Output every line of the data exactly as it appears.

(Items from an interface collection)
---

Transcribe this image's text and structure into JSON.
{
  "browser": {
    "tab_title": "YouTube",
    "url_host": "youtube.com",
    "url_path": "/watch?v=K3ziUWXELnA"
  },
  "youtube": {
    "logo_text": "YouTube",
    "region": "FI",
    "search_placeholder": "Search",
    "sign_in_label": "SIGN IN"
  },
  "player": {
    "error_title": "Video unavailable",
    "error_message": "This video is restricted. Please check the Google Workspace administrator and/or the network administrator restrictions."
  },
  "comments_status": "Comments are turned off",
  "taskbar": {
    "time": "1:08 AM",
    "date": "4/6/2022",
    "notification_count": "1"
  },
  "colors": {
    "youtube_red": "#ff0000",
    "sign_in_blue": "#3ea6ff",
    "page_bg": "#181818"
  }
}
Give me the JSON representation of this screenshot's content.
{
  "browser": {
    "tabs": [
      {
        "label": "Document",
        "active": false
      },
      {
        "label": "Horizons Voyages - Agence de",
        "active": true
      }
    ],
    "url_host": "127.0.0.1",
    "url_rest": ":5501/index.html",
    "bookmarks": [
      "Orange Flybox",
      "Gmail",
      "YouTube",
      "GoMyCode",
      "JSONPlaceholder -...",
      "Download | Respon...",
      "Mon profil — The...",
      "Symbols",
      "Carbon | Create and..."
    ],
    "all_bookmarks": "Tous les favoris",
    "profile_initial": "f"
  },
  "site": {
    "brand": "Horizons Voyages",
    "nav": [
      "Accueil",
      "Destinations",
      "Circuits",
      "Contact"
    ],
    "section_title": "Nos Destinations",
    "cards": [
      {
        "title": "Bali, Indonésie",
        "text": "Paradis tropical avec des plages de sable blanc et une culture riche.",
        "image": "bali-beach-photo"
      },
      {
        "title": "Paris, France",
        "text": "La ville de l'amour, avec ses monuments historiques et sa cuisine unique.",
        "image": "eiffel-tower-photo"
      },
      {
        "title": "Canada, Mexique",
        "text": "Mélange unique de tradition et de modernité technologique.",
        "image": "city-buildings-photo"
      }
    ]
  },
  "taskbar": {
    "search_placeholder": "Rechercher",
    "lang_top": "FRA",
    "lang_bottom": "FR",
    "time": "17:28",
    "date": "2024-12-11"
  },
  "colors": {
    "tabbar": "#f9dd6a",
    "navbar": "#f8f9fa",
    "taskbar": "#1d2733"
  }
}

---

## YOUR SOLUTION
Transcribe this image's text and structure into JSON.
{
  "browser": {
    "tab_title": "YouTube",
    "url_host": "youtube.com",
    "url_path": "/watch?v=K3ziUWXELnA"
  },
  "youtube": {
    "logo_text": "YouTube",
    "region": "FI",
    "search_placeholder": "Search",
    "sign_in_label": "SIGN IN"
  },
  "player": {
    "error_title": "Video unavailable",
    "error_message": "This video is restricted. Please check the Google Workspace administrator and/or the network administrator restrictions."
  },
  "comments_status": "Comments are turned off",
  "taskbar": {
    "time": "1:08 AM",
    "date": "4/6/2022",
    "notification_count": "1"
  },
  "colors": {
    "youtube_red": "#ff0000",
    "sign_in_blue": "#3ea6ff",
    "page_bg": "#181818"
  }
}
Give me the JSON representation of this screenshot's content.
{
  "browser": {
    "tabs": [
      {
        "label": "Document",
        "active": false
      },
      {
        "label": "Horizons Voyages - Agence de",
        "active": true
      }
    ],
    "url_host": "127.0.0.1",
    "url_rest": ":5501/index.html",
    "bookmarks": [
      "Orange Flybox",
      "Gmail",
      "YouTube",
      "GoMyCode",
      "JSONPlaceholder -...",
      "Download | Respon...",
      "Mon profil — The...",
      "Symbols",
      "Carbon | Create and..."
    ],
    "all_bookmarks": "Tous les favoris",
    "profile_initial": "f"
  },
  "site": {
    "brand": "Horizons Voyages",
    "nav": [
      "Accueil",
      "Destinations",
      "Circuits",
      "Contact"
    ],
    "section_title": "Nos Destinations",
    "cards": [
      {
        "title": "Bali, Indonésie",
        "text": "Paradis tropical avec des plages de sable blanc et une culture riche.",
        "image": "bali-beach-photo"
      },
      {
        "title": "Paris, France",
        "text": "La ville de l'amour, avec ses monuments historiques et sa cuisine unique.",
        "image": "eiffel-tower-photo"
      },
      {
        "title": "Canada, Mexique",
        "text": "Mélange unique de tradition et de modernité technologique.",
        "image": "city-buildings-photo"
      }
    ]
  },
  "taskbar": {
    "search_placeholder": "Rechercher",
    "lang_top": "FRA",
    "lang_bottom": "FR",
    "time": "17:28",
    "date": "2024-12-11"
  },
  "colors": {
    "tabbar": "#f9dd6a",
    "navbar": "#f8f9fa",
    "taskbar": "#1d2733"
  }
}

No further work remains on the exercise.